What you have to do
Omit the images, then output each of the records below exactly.

Dataset extract
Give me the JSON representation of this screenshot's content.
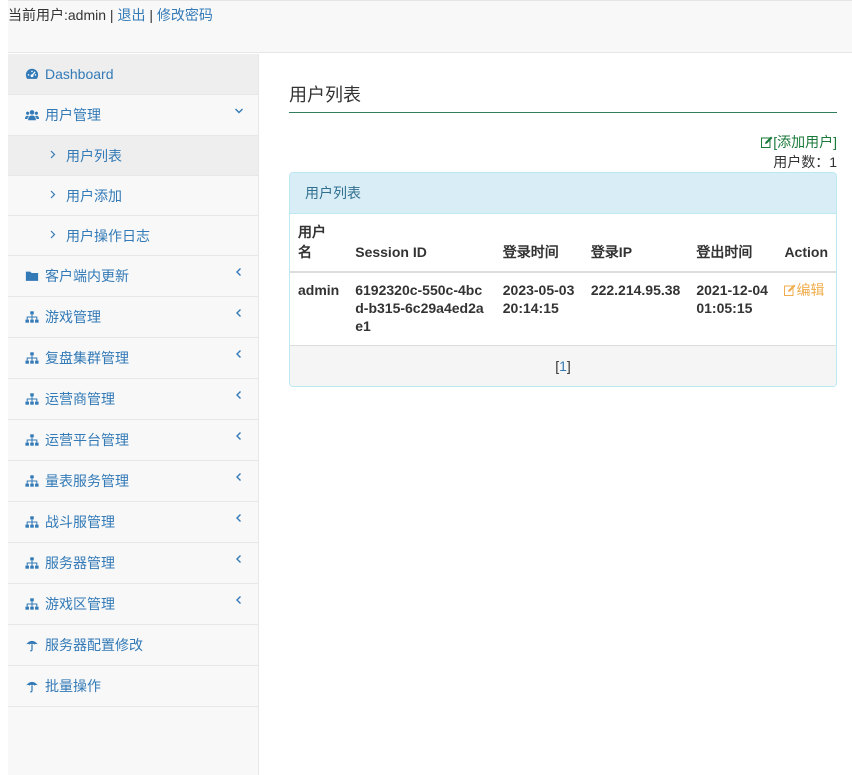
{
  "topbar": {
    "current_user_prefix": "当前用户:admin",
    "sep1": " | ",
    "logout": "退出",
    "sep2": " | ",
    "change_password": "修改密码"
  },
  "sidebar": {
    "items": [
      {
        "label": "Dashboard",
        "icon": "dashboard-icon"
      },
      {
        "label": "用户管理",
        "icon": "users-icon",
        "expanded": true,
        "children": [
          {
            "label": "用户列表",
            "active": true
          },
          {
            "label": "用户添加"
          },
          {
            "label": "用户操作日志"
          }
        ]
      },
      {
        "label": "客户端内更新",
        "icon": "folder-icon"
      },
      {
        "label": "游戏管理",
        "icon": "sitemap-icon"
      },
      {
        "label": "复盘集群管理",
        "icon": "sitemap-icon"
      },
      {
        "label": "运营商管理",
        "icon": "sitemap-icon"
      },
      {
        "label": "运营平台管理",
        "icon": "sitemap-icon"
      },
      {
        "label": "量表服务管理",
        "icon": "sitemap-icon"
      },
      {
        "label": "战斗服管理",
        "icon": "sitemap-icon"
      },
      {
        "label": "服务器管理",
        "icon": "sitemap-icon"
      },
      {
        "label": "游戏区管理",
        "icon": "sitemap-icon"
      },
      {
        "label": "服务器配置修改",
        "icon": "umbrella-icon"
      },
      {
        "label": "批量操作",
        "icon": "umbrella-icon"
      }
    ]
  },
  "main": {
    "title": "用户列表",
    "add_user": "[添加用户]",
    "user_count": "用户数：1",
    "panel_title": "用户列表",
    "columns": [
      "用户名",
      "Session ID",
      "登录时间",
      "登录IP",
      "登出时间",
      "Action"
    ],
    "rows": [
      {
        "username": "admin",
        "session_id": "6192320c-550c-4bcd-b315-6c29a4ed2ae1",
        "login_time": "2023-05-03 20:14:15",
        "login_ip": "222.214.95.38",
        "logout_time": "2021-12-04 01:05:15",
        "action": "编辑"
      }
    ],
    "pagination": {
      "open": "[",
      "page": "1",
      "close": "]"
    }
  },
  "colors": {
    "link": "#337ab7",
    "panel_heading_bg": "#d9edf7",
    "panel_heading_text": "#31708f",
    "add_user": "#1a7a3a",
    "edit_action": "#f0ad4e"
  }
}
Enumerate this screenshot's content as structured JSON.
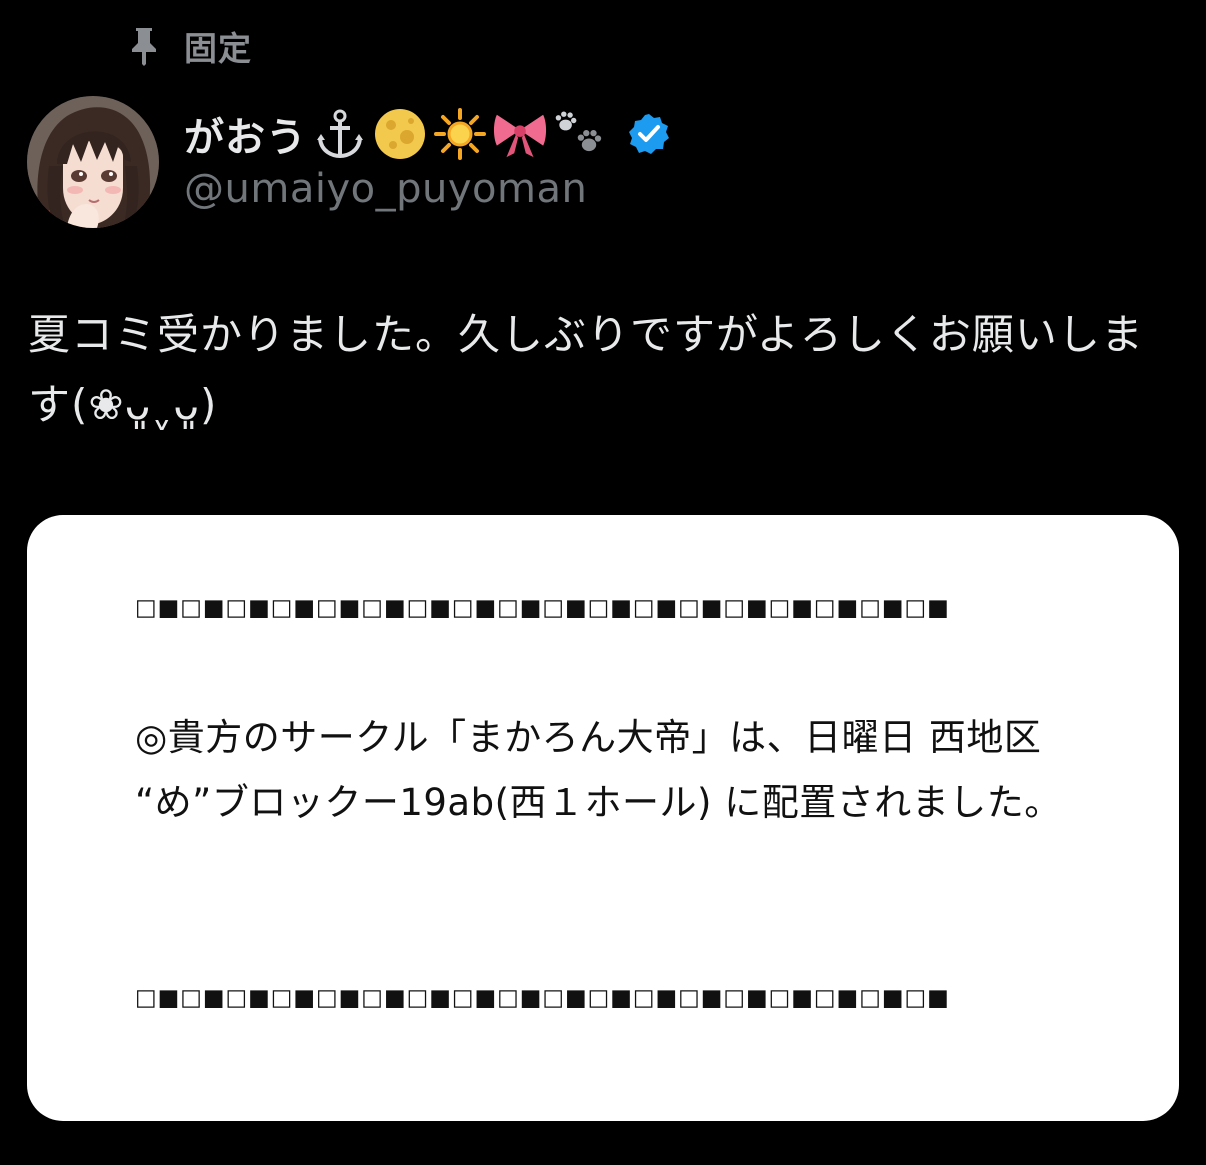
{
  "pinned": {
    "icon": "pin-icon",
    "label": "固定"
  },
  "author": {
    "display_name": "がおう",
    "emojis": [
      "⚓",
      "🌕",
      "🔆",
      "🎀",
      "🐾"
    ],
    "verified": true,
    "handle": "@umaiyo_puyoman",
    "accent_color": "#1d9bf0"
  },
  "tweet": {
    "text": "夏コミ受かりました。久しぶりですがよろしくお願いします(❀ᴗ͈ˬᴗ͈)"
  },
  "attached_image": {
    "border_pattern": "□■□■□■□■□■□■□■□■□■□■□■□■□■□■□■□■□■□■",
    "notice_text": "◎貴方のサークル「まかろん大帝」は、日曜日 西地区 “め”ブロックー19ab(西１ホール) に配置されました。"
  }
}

Output of the task
Give me the JSON representation of this screenshot's content.
{
  "topbar": {
    "current_user_prefix": "当前用户:admin",
    "sep1": " | ",
    "logout": "退出",
    "sep2": " | ",
    "change_password": "修改密码"
  },
  "sidebar": {
    "items": [
      {
        "label": "Dashboard",
        "icon": "dashboard-icon"
      },
      {
        "label": "用户管理",
        "icon": "users-icon",
        "expanded": true,
        "children": [
          {
            "label": "用户列表",
            "active": true
          },
          {
            "label": "用户添加"
          },
          {
            "label": "用户操作日志"
          }
        ]
      },
      {
        "label": "客户端内更新",
        "icon": "folder-icon"
      },
      {
        "label": "游戏管理",
        "icon": "sitemap-icon"
      },
      {
        "label": "复盘集群管理",
        "icon": "sitemap-icon"
      },
      {
        "label": "运营商管理",
        "icon": "sitemap-icon"
      },
      {
        "label": "运营平台管理",
        "icon": "sitemap-icon"
      },
      {
        "label": "量表服务管理",
        "icon": "sitemap-icon"
      },
      {
        "label": "战斗服管理",
        "icon": "sitemap-icon"
      },
      {
        "label": "服务器管理",
        "icon": "sitemap-icon"
      },
      {
        "label": "游戏区管理",
        "icon": "sitemap-icon"
      },
      {
        "label": "服务器配置修改",
        "icon": "umbrella-icon"
      },
      {
        "label": "批量操作",
        "icon": "umbrella-icon"
      }
    ]
  },
  "main": {
    "title": "用户列表",
    "add_user": "[添加用户]",
    "user_count": "用户数：1",
    "panel_title": "用户列表",
    "columns": [
      "用户名",
      "Session ID",
      "登录时间",
      "登录IP",
      "登出时间",
      "Action"
    ],
    "rows": [
      {
        "username": "admin",
        "session_id": "6192320c-550c-4bcd-b315-6c29a4ed2ae1",
        "login_time": "2023-05-03 20:14:15",
        "login_ip": "222.214.95.38",
        "logout_time": "2021-12-04 01:05:15",
        "action": "编辑"
      }
    ],
    "pagination": {
      "open": "[",
      "page": "1",
      "close": "]"
    }
  },
  "colors": {
    "link": "#337ab7",
    "panel_heading_bg": "#d9edf7",
    "panel_heading_text": "#31708f",
    "add_user": "#1a7a3a",
    "edit_action": "#f0ad4e"
  }
}
Enumerate this screenshot's content as structured JSON.
{
  "pinned": {
    "icon": "pin-icon",
    "label": "固定"
  },
  "author": {
    "display_name": "がおう",
    "emojis": [
      "⚓",
      "🌕",
      "🔆",
      "🎀",
      "🐾"
    ],
    "verified": true,
    "handle": "@umaiyo_puyoman",
    "accent_color": "#1d9bf0"
  },
  "tweet": {
    "text": "夏コミ受かりました。久しぶりですがよろしくお願いします(❀ᴗ͈ˬᴗ͈)"
  },
  "attached_image": {
    "border_pattern": "□■□■□■□■□■□■□■□■□■□■□■□■□■□■□■□■□■□■",
    "notice_text": "◎貴方のサークル「まかろん大帝」は、日曜日 西地区 “め”ブロックー19ab(西１ホール) に配置されました。"
  }
}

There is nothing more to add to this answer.